Next time you travel to Amsterdam, don’t be surprised if you see a group of pigs when your plane lands at Schiphol airport. They didn’t escape from a nearby farm or anything like that. It’s actually a pilot project to study whether a small group of pigs can deter birds from the airport vicinity. The birds are attracted by the discarded sugar beet and can pose problems for pilots.
Airport authorities placed a group of 20 pigs on a two-hectare (five-acre) plot, hoping the pigs will eat the food that attracts the birds. Birds can collide with planes and even get sucked into engines, causing major damage — as it happened in 2009 when a pilot had to land the plane on the Hudson River after losing power on both engines.
Aware of the risks, the airport had already implemented a set of bird controllers years back. The controllers track avian activity and keep birds away, using technology such as laser beams and special sounds. They also tried making the airfield unappealing for birds by using special types of grass. But it was still problematic, so they’ve now decided to take it a step further – with pigs.
The pilot project is carried out in cooperation with the Infrastructure and Water Management ministry. In the next few weeks, they will monitor bird activity in the area and compare it to a reference plot without pigs.
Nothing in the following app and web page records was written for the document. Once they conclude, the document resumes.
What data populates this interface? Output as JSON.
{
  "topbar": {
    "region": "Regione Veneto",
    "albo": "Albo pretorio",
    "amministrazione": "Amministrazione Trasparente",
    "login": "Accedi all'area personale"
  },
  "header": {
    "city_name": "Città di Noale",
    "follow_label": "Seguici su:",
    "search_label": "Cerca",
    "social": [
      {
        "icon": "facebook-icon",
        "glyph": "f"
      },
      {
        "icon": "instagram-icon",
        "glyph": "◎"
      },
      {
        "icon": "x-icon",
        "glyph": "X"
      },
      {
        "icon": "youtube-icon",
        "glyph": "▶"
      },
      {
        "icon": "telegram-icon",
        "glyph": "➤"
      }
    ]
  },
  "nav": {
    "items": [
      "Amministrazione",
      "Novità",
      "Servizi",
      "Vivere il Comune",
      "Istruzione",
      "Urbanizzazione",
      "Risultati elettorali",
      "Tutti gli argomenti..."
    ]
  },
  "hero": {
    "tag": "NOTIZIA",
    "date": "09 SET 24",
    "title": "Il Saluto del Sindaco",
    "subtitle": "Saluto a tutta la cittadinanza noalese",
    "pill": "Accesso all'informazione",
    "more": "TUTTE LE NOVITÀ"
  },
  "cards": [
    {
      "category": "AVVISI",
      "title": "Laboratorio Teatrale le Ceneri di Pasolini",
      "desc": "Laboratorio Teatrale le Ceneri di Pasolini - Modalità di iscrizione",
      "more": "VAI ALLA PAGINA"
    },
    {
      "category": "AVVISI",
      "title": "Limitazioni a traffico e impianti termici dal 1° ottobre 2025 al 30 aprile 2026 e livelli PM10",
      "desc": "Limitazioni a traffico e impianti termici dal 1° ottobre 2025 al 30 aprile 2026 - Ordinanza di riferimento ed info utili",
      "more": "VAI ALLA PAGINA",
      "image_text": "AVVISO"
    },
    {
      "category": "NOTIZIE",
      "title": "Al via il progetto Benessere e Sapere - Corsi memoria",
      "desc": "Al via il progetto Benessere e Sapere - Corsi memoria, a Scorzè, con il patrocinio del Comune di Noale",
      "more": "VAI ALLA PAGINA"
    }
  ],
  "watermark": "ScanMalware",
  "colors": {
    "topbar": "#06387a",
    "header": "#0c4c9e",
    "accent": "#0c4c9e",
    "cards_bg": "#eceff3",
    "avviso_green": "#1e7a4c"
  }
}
Simultaneously, they will use a bird radar to map the areas of the Schiphol airport most frequented by birds – alongside visual observations.
The pigs are owned by a small-scale farm near the airport, Buitengewone Varkens. Its owner, Stan Gloudemans, was approached by the authorities at Schiphol as they were seeking for solutions to deter birds. Speaking with The Guardian, Gloudemans said the pilot is already a success and it should be expanded to more hectares near the airport.
The bird problem
Birds and planes don’t get along, ever since Orville Wright – one of the pioneers of aviation – knocked into a flock while flying over a cornfield in 1905. Airport managers and aviation experts have worked hard over the years to keep birds far away from airports as they can crack windshields, bend instruments, and get sucked into fuselages.
To keep birds away, airports have tried all sorts of methods. One of the most popular ones is firing air cannons when birds are in an area of aircraft activity. Airports have also altered the nearby landscape to make it less bird-friendly, for example replacing grass with gravel or filling in ponds. But some airports have been even more creative.
Pigs were used in Salt Lake City’s airport to eat up gull eggs, border collies were used in Southwest Florida International to chase away herons and egrets, and LED screens were placed in France’s Lourdes-Tarbes Pyrénées airport – displaying a googly eye graphic to scare off birds. Even drones were once used in Edmonton airport in Canada. Now, pigs are entering the fray, and we can’t wait to see how it works out.